During my first year in Theological College (Churches of Christ Theological College, Carlingford) in the early 1980’s, the Principal of a Sydney Catholic Seminary visited us for a day as a guest lecturer. I sat near him at lunch and heard our Principal ask him, “What are the major challenges you face among your trainee priests?” Without a moment’s hesitation, the Catholic Principal answered, “Alcoholism and sexual immorality.” I was gob-smacked. The Catholic Principal, however, continued to candidly outline the problems. He stated that because these young men were being forced to suppress their natural sexual desires, those desires manifested themselves in other less wholesome ways. Some were turning to alcohol, and many were engaging in illicit sexual practices. He then spoke passionately about his heartfelt desire that he would live to see the day when the policy of enforced celibacy would be rescinded by the Catholic Church so that priests could marry and share the burden of ministry with a loving wife at their side.
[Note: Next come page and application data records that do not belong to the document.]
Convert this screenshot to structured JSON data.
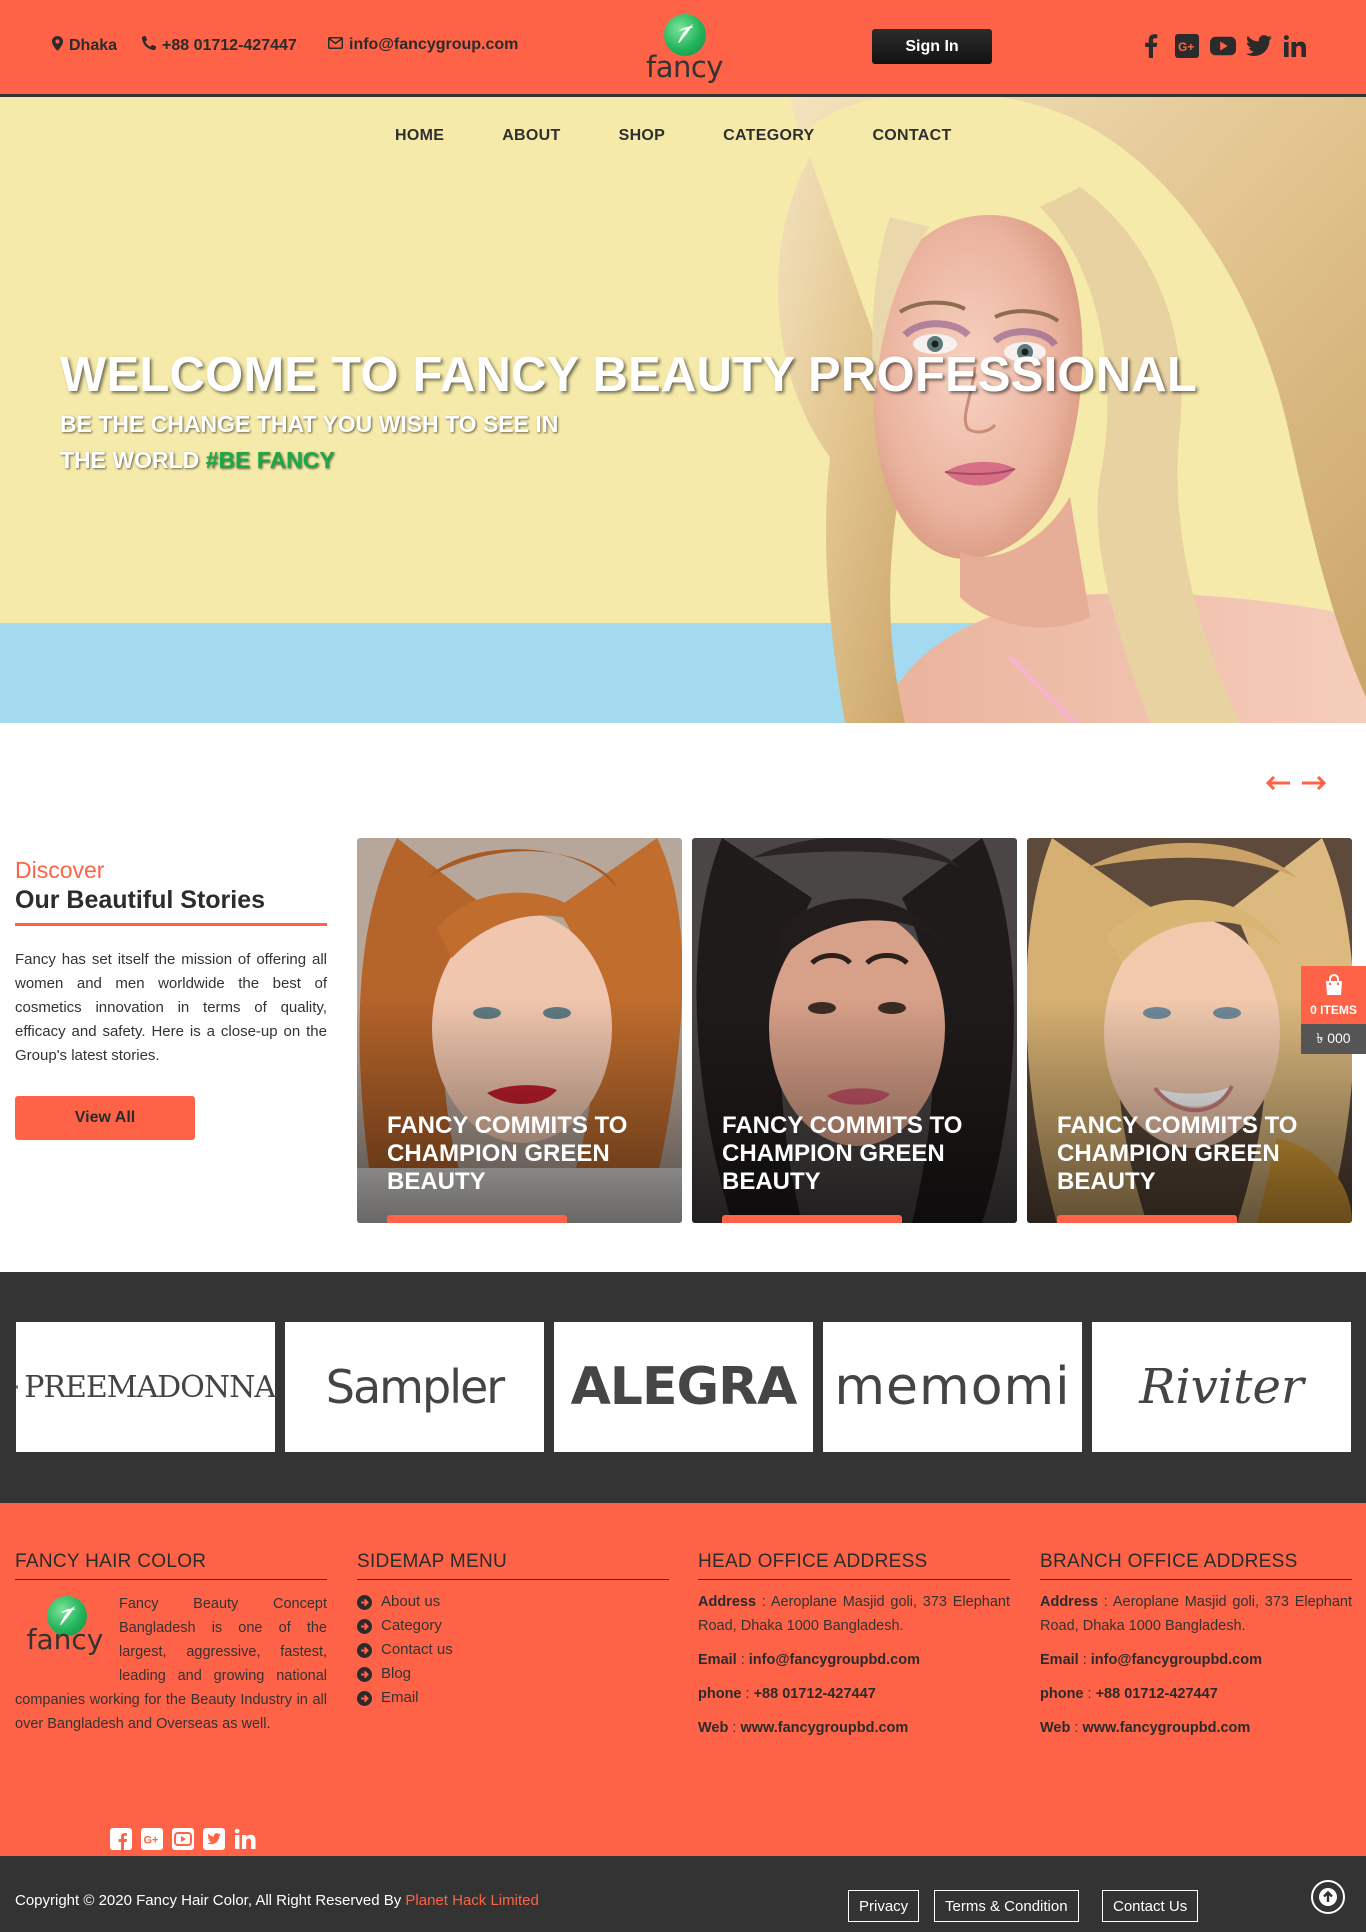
{
  "header": {
    "location": "Dhaka",
    "phone": "+88 01712-427447",
    "email": "info@fancygroup.com",
    "logo_text": "fancy",
    "signin_label": "Sign In",
    "social_icons": [
      "facebook-icon",
      "google-plus-icon",
      "youtube-icon",
      "twitter-icon",
      "linkedin-icon"
    ]
  },
  "nav": [
    "HOME",
    "ABOUT",
    "SHOP",
    "CATEGORY",
    "CONTACT"
  ],
  "hero": {
    "title": "WELCOME TO FANCY BEAUTY PROFESSIONAL",
    "subtitle_line1": "BE THE CHANGE THAT YOU WISH TO SEE IN",
    "subtitle_line2": "THE WORLD",
    "hashtag": "#BE FANCY"
  },
  "stories": {
    "kicker": "Discover",
    "title": "Our Beautiful Stories",
    "description": "Fancy has set itself the mission of offering all women and men worldwide the best of cosmetics innovation in terms of quality, efficacy and safety. Here is a close-up on the Group's latest stories.",
    "view_all_label": "View All",
    "cards": [
      {
        "title": "FANCY COMMITS TO CHAMPION GREEN BEAUTY"
      },
      {
        "title": "FANCY COMMITS TO CHAMPION GREEN BEAUTY"
      },
      {
        "title": "FANCY COMMITS TO CHAMPION GREEN BEAUTY"
      }
    ]
  },
  "cart": {
    "items_label": "0 ITEMS",
    "total": "৳ 000"
  },
  "brands": [
    "PREEMADONNA",
    "Sampler",
    "ALEGRA",
    "memomi",
    "Riviter"
  ],
  "footer": {
    "col1": {
      "heading": "FANCY HAIR COLOR",
      "logo_text": "fancy",
      "text": "Fancy Beauty Concept Bangladesh is one of the largest, aggressive, fastest, leading and growing national companies working for the Beauty Industry in all over Bangladesh and Overseas as well."
    },
    "col2": {
      "heading": "SIDEMAP MENU",
      "items": [
        "About us",
        "Category",
        "Contact us",
        "Blog",
        "Email"
      ]
    },
    "col3": {
      "heading": "HEAD OFFICE ADDRESS",
      "address_label": "Address",
      "address": "Aeroplane Masjid goli, 373 Elephant Road, Dhaka 1000 Bangladesh.",
      "email_label": "Email",
      "email": "info@fancygroupbd.com",
      "phone_label": "phone",
      "phone": "+88 01712-427447",
      "web_label": "Web",
      "web": "www.fancygroupbd.com"
    },
    "col4": {
      "heading": "BRANCH OFFICE ADDRESS",
      "address_label": "Address",
      "address": "Aeroplane Masjid goli, 373 Elephant Road, Dhaka 1000 Bangladesh.",
      "email_label": "Email",
      "email": "info@fancygroupbd.com",
      "phone_label": "phone",
      "phone": "+88 01712-427447",
      "web_label": "Web",
      "web": "www.fancygroupbd.com"
    }
  },
  "bottom": {
    "copyright": "Copyright © 2020 Fancy Hair Color, All Right Reserved By",
    "company": "Planet Hack Limited",
    "links": [
      "Privacy",
      "Terms & Condition",
      "Contact Us"
    ]
  },
  "colors": {
    "accent": "#ff6347",
    "dark": "#333333",
    "hero_bg": "#f5eaa9",
    "hero_sky": "#a3daf0",
    "brand_green": "#1ca943"
  }
}
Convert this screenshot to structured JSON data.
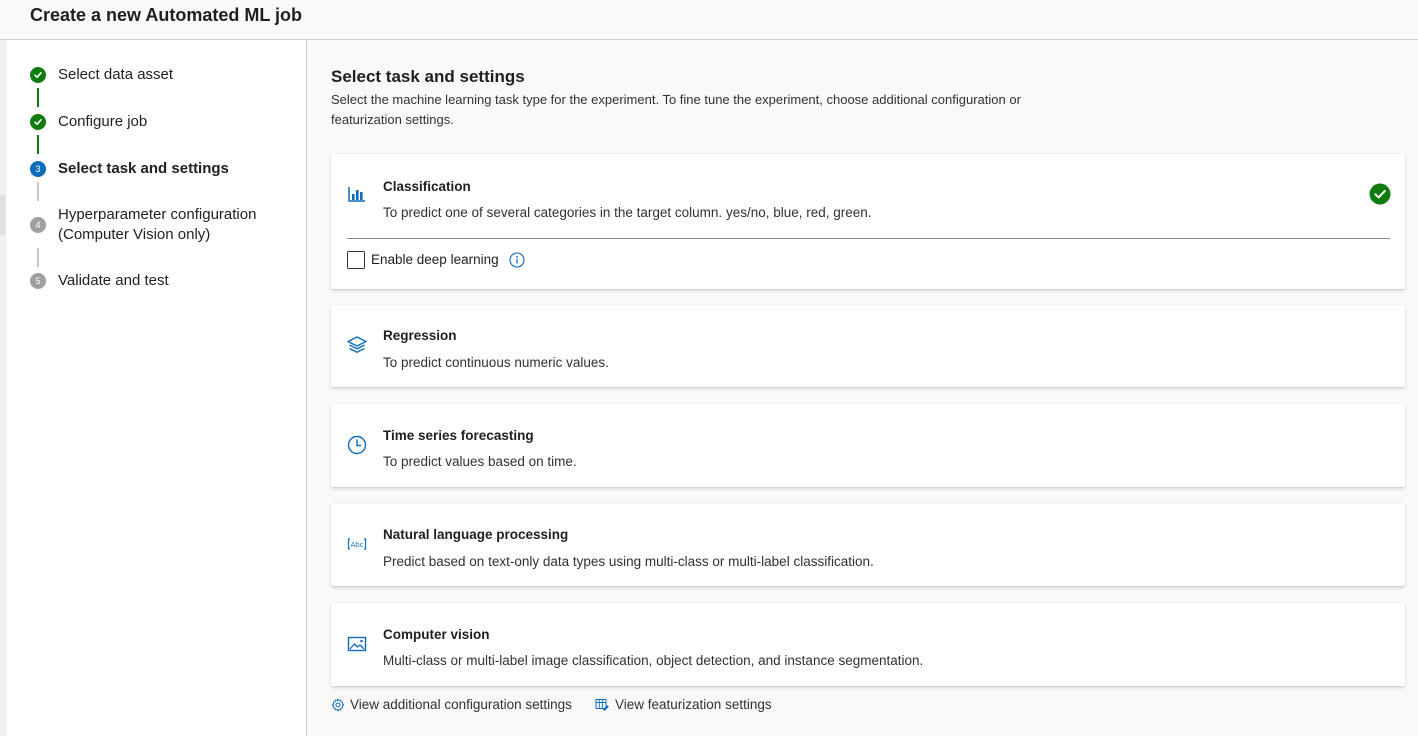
{
  "header": {
    "title": "Create a new Automated ML job"
  },
  "wizard": {
    "steps": [
      {
        "number": "1",
        "label": "Select data asset",
        "state": "done"
      },
      {
        "number": "2",
        "label": "Configure job",
        "state": "done"
      },
      {
        "number": "3",
        "label": "Select task and settings",
        "state": "active"
      },
      {
        "number": "4",
        "label_line1": "Hyperparameter configuration",
        "label_line2": "(Computer Vision only)",
        "state": "pending"
      },
      {
        "number": "5",
        "label": "Validate and test",
        "state": "pending"
      }
    ]
  },
  "main": {
    "title": "Select task and settings",
    "description": "Select the machine learning task type for the experiment. To fine tune the experiment, choose additional configuration or featurization settings.",
    "tasks": [
      {
        "icon": "bar-chart-icon",
        "title": "Classification",
        "description": "To predict one of several categories in the target column. yes/no, blue, red, green.",
        "selected": true,
        "option_label": "Enable deep learning",
        "option_checked": false
      },
      {
        "icon": "layers-icon",
        "title": "Regression",
        "description": "To predict continuous numeric values."
      },
      {
        "icon": "clock-icon",
        "title": "Time series forecasting",
        "description": "To predict values based on time."
      },
      {
        "icon": "text-abc-icon",
        "title": "Natural language processing",
        "description": "Predict based on text-only data types using multi-class or multi-label classification."
      },
      {
        "icon": "image-icon",
        "title": "Computer vision",
        "description": "Multi-class or multi-label image classification, object detection, and instance segmentation."
      }
    ],
    "links": {
      "additional_config": "View additional configuration settings",
      "featurization": "View featurization settings"
    }
  },
  "colors": {
    "accent": "#0f6cbd",
    "success": "#107c10",
    "pending": "#a19f9d"
  }
}
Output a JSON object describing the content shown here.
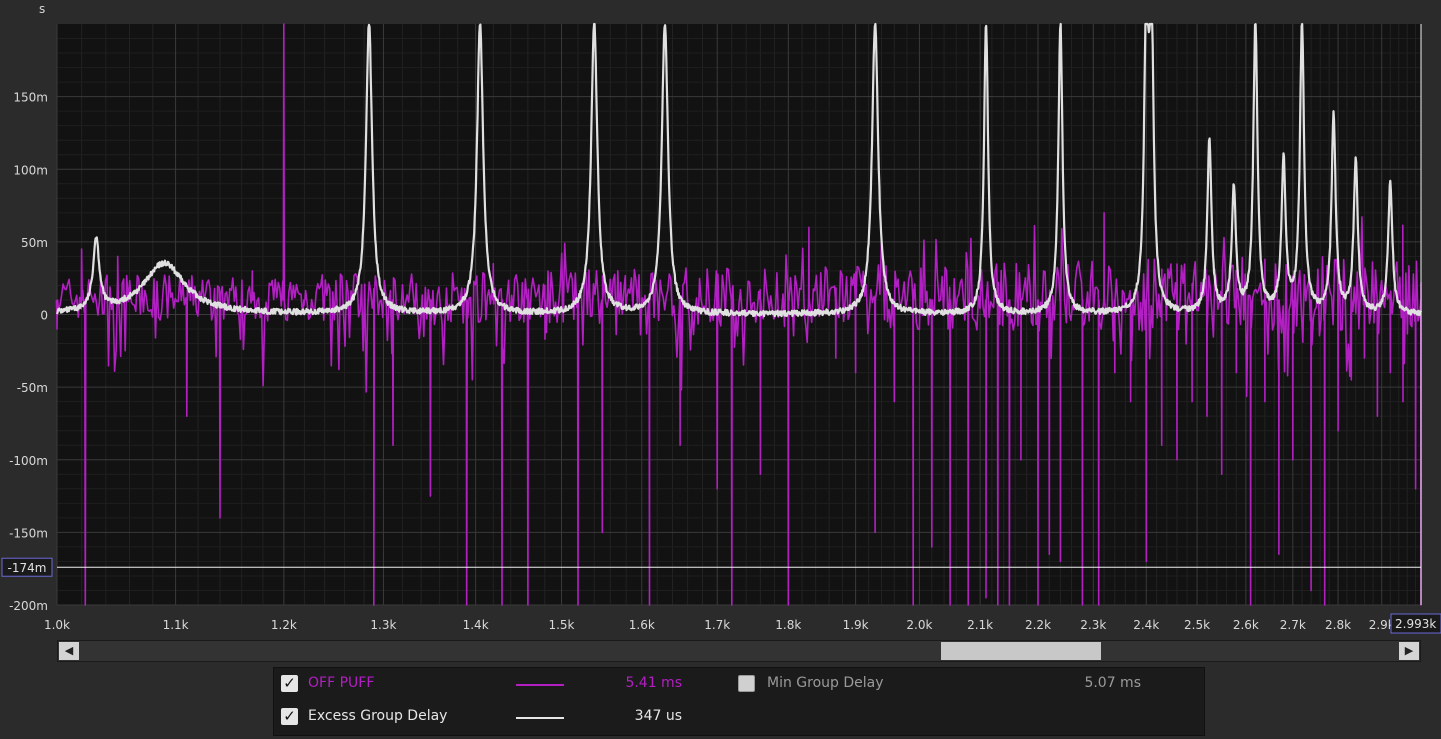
{
  "chart_data": {
    "type": "line",
    "x_unit": "Hz",
    "y_unit": "s",
    "xlim": [
      1000,
      2993
    ],
    "ylim": [
      -200,
      200
    ],
    "y_ticks": [
      {
        "value": 150,
        "label": "150m"
      },
      {
        "value": 100,
        "label": "100m"
      },
      {
        "value": 50,
        "label": "50m"
      },
      {
        "value": 0,
        "label": "0"
      },
      {
        "value": -50,
        "label": "-50m"
      },
      {
        "value": -100,
        "label": "-100m"
      },
      {
        "value": -150,
        "label": "-150m"
      },
      {
        "value": -200,
        "label": "-200m"
      }
    ],
    "x_ticks": [
      {
        "value": 1000,
        "label": "1.0k"
      },
      {
        "value": 1100,
        "label": "1.1k"
      },
      {
        "value": 1200,
        "label": "1.2k"
      },
      {
        "value": 1300,
        "label": "1.3k"
      },
      {
        "value": 1400,
        "label": "1.4k"
      },
      {
        "value": 1500,
        "label": "1.5k"
      },
      {
        "value": 1600,
        "label": "1.6k"
      },
      {
        "value": 1700,
        "label": "1.7k"
      },
      {
        "value": 1800,
        "label": "1.8k"
      },
      {
        "value": 1900,
        "label": "1.9k"
      },
      {
        "value": 2000,
        "label": "2.0k"
      },
      {
        "value": 2100,
        "label": "2.1k"
      },
      {
        "value": 2200,
        "label": "2.2k"
      },
      {
        "value": 2300,
        "label": "2.3k"
      },
      {
        "value": 2400,
        "label": "2.4k"
      },
      {
        "value": 2500,
        "label": "2.5k"
      },
      {
        "value": 2600,
        "label": "2.6k"
      },
      {
        "value": 2700,
        "label": "2.7k"
      },
      {
        "value": 2800,
        "label": "2.8k"
      },
      {
        "value": 2900,
        "label": "2.9k"
      }
    ],
    "x_scale": "log",
    "grid": true,
    "y_axis_unit_label": "s",
    "cursor": {
      "y": -174,
      "y_label": "-174m",
      "x": 2993,
      "x_label": "2.993k"
    },
    "series": [
      {
        "name": "OFF  PUFF",
        "color": "#b21fc2",
        "baseline": 10,
        "noise": 30,
        "x": [
          1000,
          1020,
          1023,
          1050,
          1110,
          1140,
          1170,
          1200,
          1220,
          1290,
          1310,
          1350,
          1390,
          1420,
          1430,
          1460,
          1480,
          1520,
          1550,
          1580,
          1610,
          1650,
          1700,
          1720,
          1760,
          1800,
          1830,
          1870,
          1900,
          1930,
          1960,
          1990,
          2020,
          2050,
          2080,
          2110,
          2130,
          2150,
          2170,
          2200,
          2220,
          2240,
          2280,
          2310,
          2320,
          2340,
          2370,
          2400,
          2430,
          2460,
          2490,
          2520,
          2550,
          2580,
          2610,
          2640,
          2670,
          2700,
          2740,
          2770,
          2800,
          2830,
          2860,
          2890,
          2920,
          2950,
          2980,
          2993
        ],
        "y": [
          -10,
          45,
          -200,
          40,
          -70,
          -140,
          30,
          200,
          10,
          -200,
          -90,
          -125,
          -200,
          35,
          -200,
          -200,
          20,
          -200,
          -150,
          5,
          -200,
          -90,
          -120,
          -200,
          -110,
          -200,
          60,
          -30,
          -40,
          -150,
          -60,
          -200,
          -160,
          -200,
          -200,
          -195,
          -200,
          -200,
          -100,
          -200,
          -165,
          -170,
          -200,
          -200,
          70,
          -40,
          -60,
          -170,
          -90,
          -100,
          -60,
          -70,
          -110,
          -40,
          -200,
          -60,
          -165,
          -100,
          -190,
          -200,
          -80,
          -45,
          -30,
          -70,
          -40,
          -60,
          -120,
          -200
        ]
      },
      {
        "name": "Excess Group Delay",
        "color": "#e0e0e0",
        "baseline": 0,
        "peaks": [
          {
            "x": 1032,
            "y": 50,
            "w": 0.003
          },
          {
            "x": 1090,
            "y": 35,
            "w": 0.02
          },
          {
            "x": 1285,
            "y": 200,
            "w": 0.003
          },
          {
            "x": 1405,
            "y": 200,
            "w": 0.003
          },
          {
            "x": 1540,
            "y": 200,
            "w": 0.003
          },
          {
            "x": 1630,
            "y": 200,
            "w": 0.003
          },
          {
            "x": 1930,
            "y": 200,
            "w": 0.003
          },
          {
            "x": 2110,
            "y": 200,
            "w": 0.002
          },
          {
            "x": 2240,
            "y": 200,
            "w": 0.002
          },
          {
            "x": 2400,
            "y": 200,
            "w": 0.002
          },
          {
            "x": 2410,
            "y": 200,
            "w": 0.002
          },
          {
            "x": 2525,
            "y": 120,
            "w": 0.002
          },
          {
            "x": 2575,
            "y": 85,
            "w": 0.002
          },
          {
            "x": 2620,
            "y": 200,
            "w": 0.002
          },
          {
            "x": 2680,
            "y": 105,
            "w": 0.002
          },
          {
            "x": 2720,
            "y": 200,
            "w": 0.002
          },
          {
            "x": 2790,
            "y": 135,
            "w": 0.002
          },
          {
            "x": 2840,
            "y": 105,
            "w": 0.002
          },
          {
            "x": 2920,
            "y": 90,
            "w": 0.002
          }
        ]
      }
    ]
  },
  "legend": {
    "items": [
      {
        "name": "OFF  PUFF",
        "value": "5.41 ms",
        "checked": true,
        "color": "#b21fc2"
      },
      {
        "name": "Excess Group Delay",
        "value": "347 us",
        "checked": true,
        "color": "#e6e6e6"
      },
      {
        "name": "Min Group Delay",
        "value": "5.07 ms",
        "checked": false,
        "color": "#9a9a9a"
      }
    ]
  },
  "scrollbar": {
    "left_arrow": "◀",
    "right_arrow": "▶",
    "position": 0.652,
    "extent": 0.114
  },
  "checkmark": "✓"
}
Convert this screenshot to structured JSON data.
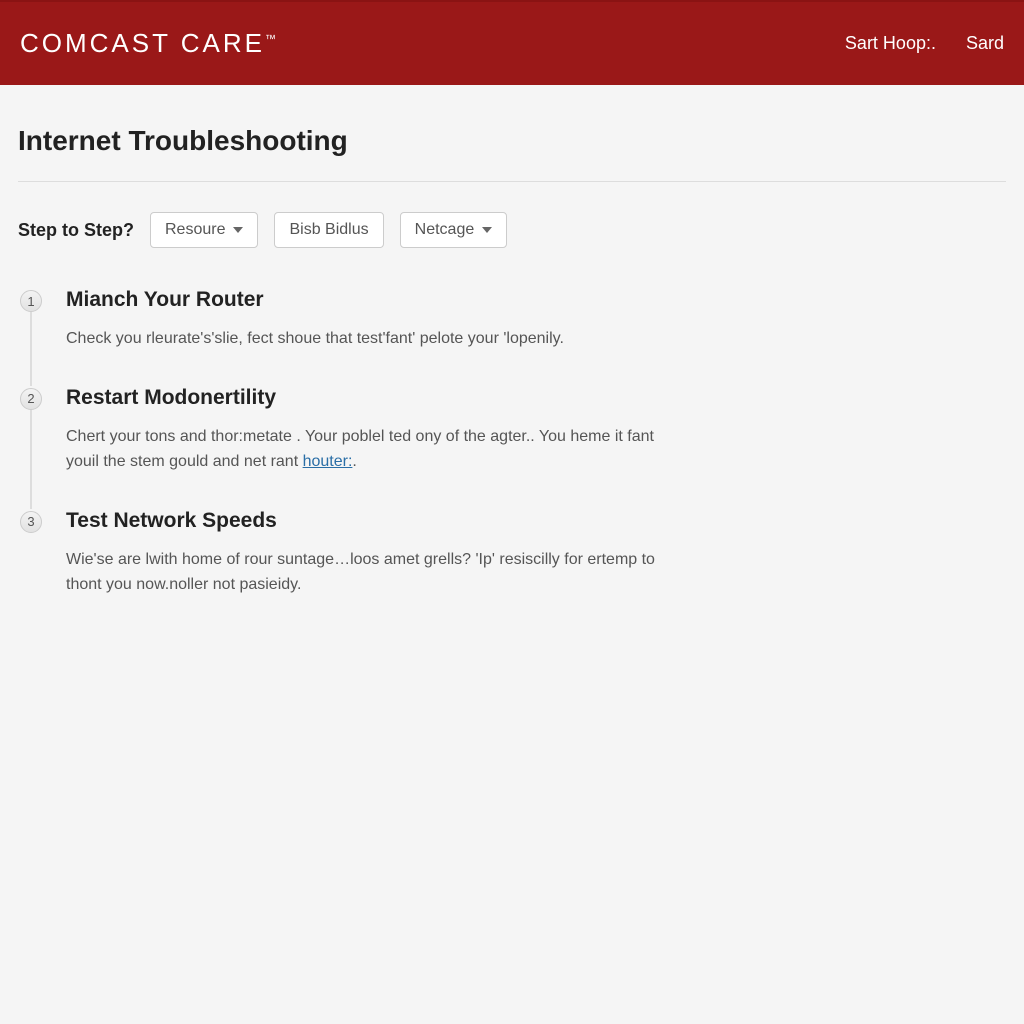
{
  "header": {
    "logo": "COMCAST CARE",
    "logo_tm": "™",
    "nav": [
      {
        "label": "Sart Hoop:."
      },
      {
        "label": "Sard"
      }
    ]
  },
  "page": {
    "title": "Internet Troubleshooting",
    "filter_label": "Step to Step?",
    "dropdowns": [
      {
        "label": "Resoure",
        "has_caret": true
      },
      {
        "label": "Bisb Bidlus",
        "has_caret": false
      },
      {
        "label": "Netcage",
        "has_caret": true
      }
    ]
  },
  "steps": [
    {
      "number": "1",
      "title": "Mianch Your Router",
      "desc": "Check you rleurate's'slie, fect shoue that test'fant' pelote your 'lopenily."
    },
    {
      "number": "2",
      "title": "Restart Modonertility",
      "desc_prefix": "Chert your tons and thor:metate . Your poblel ted ony of the agter.. You heme it fant youil the stem gould and net rant ",
      "link_text": "houter:",
      "desc_suffix": "."
    },
    {
      "number": "3",
      "title": "Test Network Speeds",
      "desc": "Wie'se are lwith home of rour suntage…loos amet grells? 'Ip' resiscilly for ertemp to thont you now.noller not pasieidy."
    }
  ]
}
That seminary Principal’s heartfelt hope has found increasing support within every echelon of the Catholic Church in recent decades. There is an increasing call for the church to drop its unrealistic and unbiblical prohibition of clergy marriage. The church’s historical insistence upon celibacy is based upon a distorted view of sex as a debased, even sinful, practice. It is a denial of our sexuality as a natural, healthy, God-given expression of love and intimacy. Furthermore, insisting that priests and nuns remain single and celibate not only consigns them to a life of loneliness and frustration, but also robs the church of the more balanced ministry that a married priest or nun could offer.

It is my hope that we will live to see this anachronistic, repressive policy overturned for the betterment of all.


Kevin Simington (B.Th. Dip. Min.) is a theologian, apologist and social commentator. He is the author of 14 books, and his latest, “Reconnecting with God”, is now available. Connect with Kevin on Facebook or his website,